━━━ SOURCE MATERIAL ━━━

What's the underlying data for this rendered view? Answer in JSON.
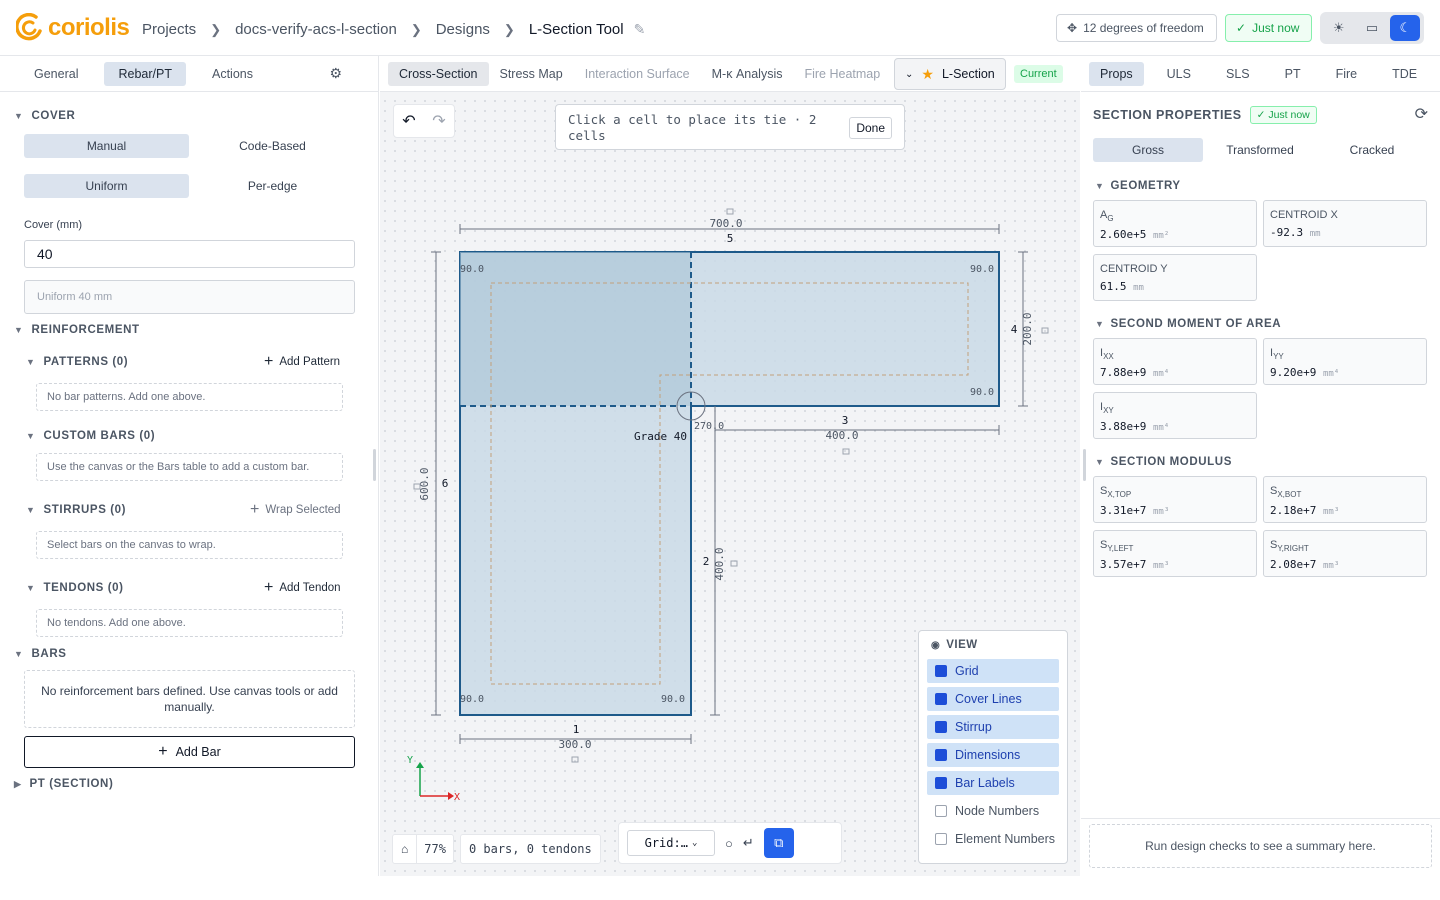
{
  "app": {
    "brand": "coriolis"
  },
  "breadcrumb": {
    "projects": "Projects",
    "project": "docs-verify-acs-l-section",
    "designs": "Designs",
    "current": "L-Section Tool"
  },
  "header": {
    "dof": "12 degrees of freedom",
    "saved": "Just now"
  },
  "left": {
    "tabs": [
      "General",
      "Rebar/PT",
      "Actions"
    ],
    "cover": {
      "title": "COVER",
      "mode": [
        "Manual",
        "Code-Based"
      ],
      "dist": [
        "Uniform",
        "Per-edge"
      ],
      "label": "Cover (mm)",
      "value": "40",
      "summary": "Uniform 40 mm"
    },
    "reinforcement": {
      "title": "REINFORCEMENT",
      "patterns": {
        "title": "PATTERNS (0)",
        "action": "Add Pattern",
        "empty": "No bar patterns. Add one above."
      },
      "custom": {
        "title": "CUSTOM BARS (0)",
        "empty": "Use the canvas or the Bars table to add a custom bar."
      },
      "stirrups": {
        "title": "STIRRUPS (0)",
        "action": "Wrap Selected",
        "empty": "Select bars on the canvas to wrap."
      },
      "tendons": {
        "title": "TENDONS (0)",
        "action": "Add Tendon",
        "empty": "No tendons. Add one above."
      }
    },
    "bars": {
      "title": "BARS",
      "empty": "No reinforcement bars defined. Use canvas tools or add manually.",
      "add": "Add Bar"
    },
    "pt": {
      "title": "PT (SECTION)"
    }
  },
  "center": {
    "tabs": [
      "Cross-Section",
      "Stress Map",
      "Interaction Surface",
      "M-κ Analysis",
      "Fire Heatmap"
    ],
    "design_name": "L-Section",
    "current_badge": "Current",
    "hint": "Click a cell to place its tie · 2 cells",
    "done": "Done",
    "drawing": {
      "dims": {
        "top": "700.0",
        "right": "200.0",
        "step": "400.0",
        "stem_right": "400.0",
        "bottom": "300.0",
        "left": "600.0"
      },
      "edges": [
        "1",
        "2",
        "3",
        "4",
        "5",
        "6"
      ],
      "corners": [
        "90.0",
        "90.0",
        "90.0",
        "90.0",
        "90.0",
        "270.0"
      ],
      "material": "Grade 40",
      "axis_x": "X",
      "axis_y": "Y"
    },
    "view": {
      "title": "VIEW",
      "options": [
        {
          "label": "Grid",
          "on": true
        },
        {
          "label": "Cover Lines",
          "on": true
        },
        {
          "label": "Stirrup",
          "on": true
        },
        {
          "label": "Dimensions",
          "on": true
        },
        {
          "label": "Bar Labels",
          "on": true
        },
        {
          "label": "Node Numbers",
          "on": false
        },
        {
          "label": "Element Numbers",
          "on": false
        }
      ]
    },
    "zoom": "77%",
    "counts": "0 bars, 0 tendons",
    "grid_select": "Grid:…"
  },
  "right": {
    "tabs": [
      "Props",
      "ULS",
      "SLS",
      "PT",
      "Fire",
      "TDE"
    ],
    "title": "SECTION PROPERTIES",
    "badge": "Just now",
    "modes": [
      "Gross",
      "Transformed",
      "Cracked"
    ],
    "geometry": {
      "title": "GEOMETRY",
      "ag": {
        "label": "A",
        "sub": "G",
        "value": "2.60e+5",
        "unit": "mm²"
      },
      "cx": {
        "label": "CENTROID X",
        "value": "-92.3",
        "unit": "mm"
      },
      "cy": {
        "label": "CENTROID Y",
        "value": "61.5",
        "unit": "mm"
      }
    },
    "moment": {
      "title": "SECOND MOMENT OF AREA",
      "ixx": {
        "label": "I",
        "sub": "XX",
        "value": "7.88e+9",
        "unit": "mm⁴"
      },
      "iyy": {
        "label": "I",
        "sub": "YY",
        "value": "9.20e+9",
        "unit": "mm⁴"
      },
      "ixy": {
        "label": "I",
        "sub": "XY",
        "value": "3.88e+9",
        "unit": "mm⁴"
      }
    },
    "modulus": {
      "title": "SECTION MODULUS",
      "sxt": {
        "label": "S",
        "sub": "X,TOP",
        "value": "3.31e+7",
        "unit": "mm³"
      },
      "sxb": {
        "label": "S",
        "sub": "X,BOT",
        "value": "2.18e+7",
        "unit": "mm³"
      },
      "syl": {
        "label": "S",
        "sub": "Y,LEFT",
        "value": "3.57e+7",
        "unit": "mm³"
      },
      "syr": {
        "label": "S",
        "sub": "Y,RIGHT",
        "value": "2.08e+7",
        "unit": "mm³"
      }
    },
    "summary": "Run design checks to see a summary here."
  },
  "colors": {
    "accent": "#2563eb",
    "brand": "#f59e0b",
    "success": "#16a34a",
    "section_fill": "#c9d9e6",
    "section_edge": "#1e5a8a"
  }
}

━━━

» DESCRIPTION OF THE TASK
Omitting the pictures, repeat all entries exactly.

» REPLY TO THE TASK
What's the underlying data for this rendered view? Answer in JSON.
{
  "app": {
    "brand": "coriolis"
  },
  "breadcrumb": {
    "projects": "Projects",
    "project": "docs-verify-acs-l-section",
    "designs": "Designs",
    "current": "L-Section Tool"
  },
  "header": {
    "dof": "12 degrees of freedom",
    "saved": "Just now"
  },
  "left": {
    "tabs": [
      "General",
      "Rebar/PT",
      "Actions"
    ],
    "cover": {
      "title": "COVER",
      "mode": [
        "Manual",
        "Code-Based"
      ],
      "dist": [
        "Uniform",
        "Per-edge"
      ],
      "label": "Cover (mm)",
      "value": "40",
      "summary": "Uniform 40 mm"
    },
    "reinforcement": {
      "title": "REINFORCEMENT",
      "patterns": {
        "title": "PATTERNS (0)",
        "action": "Add Pattern",
        "empty": "No bar patterns. Add one above."
      },
      "custom": {
        "title": "CUSTOM BARS (0)",
        "empty": "Use the canvas or the Bars table to add a custom bar."
      },
      "stirrups": {
        "title": "STIRRUPS (0)",
        "action": "Wrap Selected",
        "empty": "Select bars on the canvas to wrap."
      },
      "tendons": {
        "title": "TENDONS (0)",
        "action": "Add Tendon",
        "empty": "No tendons. Add one above."
      }
    },
    "bars": {
      "title": "BARS",
      "empty": "No reinforcement bars defined. Use canvas tools or add manually.",
      "add": "Add Bar"
    },
    "pt": {
      "title": "PT (SECTION)"
    }
  },
  "center": {
    "tabs": [
      "Cross-Section",
      "Stress Map",
      "Interaction Surface",
      "M-κ Analysis",
      "Fire Heatmap"
    ],
    "design_name": "L-Section",
    "current_badge": "Current",
    "hint": "Click a cell to place its tie · 2 cells",
    "done": "Done",
    "drawing": {
      "dims": {
        "top": "700.0",
        "right": "200.0",
        "step": "400.0",
        "stem_right": "400.0",
        "bottom": "300.0",
        "left": "600.0"
      },
      "edges": [
        "1",
        "2",
        "3",
        "4",
        "5",
        "6"
      ],
      "corners": [
        "90.0",
        "90.0",
        "90.0",
        "90.0",
        "90.0",
        "270.0"
      ],
      "material": "Grade 40",
      "axis_x": "X",
      "axis_y": "Y"
    },
    "view": {
      "title": "VIEW",
      "options": [
        {
          "label": "Grid",
          "on": true
        },
        {
          "label": "Cover Lines",
          "on": true
        },
        {
          "label": "Stirrup",
          "on": true
        },
        {
          "label": "Dimensions",
          "on": true
        },
        {
          "label": "Bar Labels",
          "on": true
        },
        {
          "label": "Node Numbers",
          "on": false
        },
        {
          "label": "Element Numbers",
          "on": false
        }
      ]
    },
    "zoom": "77%",
    "counts": "0 bars, 0 tendons",
    "grid_select": "Grid:…"
  },
  "right": {
    "tabs": [
      "Props",
      "ULS",
      "SLS",
      "PT",
      "Fire",
      "TDE"
    ],
    "title": "SECTION PROPERTIES",
    "badge": "Just now",
    "modes": [
      "Gross",
      "Transformed",
      "Cracked"
    ],
    "geometry": {
      "title": "GEOMETRY",
      "ag": {
        "label": "A",
        "sub": "G",
        "value": "2.60e+5",
        "unit": "mm²"
      },
      "cx": {
        "label": "CENTROID X",
        "value": "-92.3",
        "unit": "mm"
      },
      "cy": {
        "label": "CENTROID Y",
        "value": "61.5",
        "unit": "mm"
      }
    },
    "moment": {
      "title": "SECOND MOMENT OF AREA",
      "ixx": {
        "label": "I",
        "sub": "XX",
        "value": "7.88e+9",
        "unit": "mm⁴"
      },
      "iyy": {
        "label": "I",
        "sub": "YY",
        "value": "9.20e+9",
        "unit": "mm⁴"
      },
      "ixy": {
        "label": "I",
        "sub": "XY",
        "value": "3.88e+9",
        "unit": "mm⁴"
      }
    },
    "modulus": {
      "title": "SECTION MODULUS",
      "sxt": {
        "label": "S",
        "sub": "X,TOP",
        "value": "3.31e+7",
        "unit": "mm³"
      },
      "sxb": {
        "label": "S",
        "sub": "X,BOT",
        "value": "2.18e+7",
        "unit": "mm³"
      },
      "syl": {
        "label": "S",
        "sub": "Y,LEFT",
        "value": "3.57e+7",
        "unit": "mm³"
      },
      "syr": {
        "label": "S",
        "sub": "Y,RIGHT",
        "value": "2.08e+7",
        "unit": "mm³"
      }
    },
    "summary": "Run design checks to see a summary here."
  },
  "colors": {
    "accent": "#2563eb",
    "brand": "#f59e0b",
    "success": "#16a34a",
    "section_fill": "#c9d9e6",
    "section_edge": "#1e5a8a"
  }
}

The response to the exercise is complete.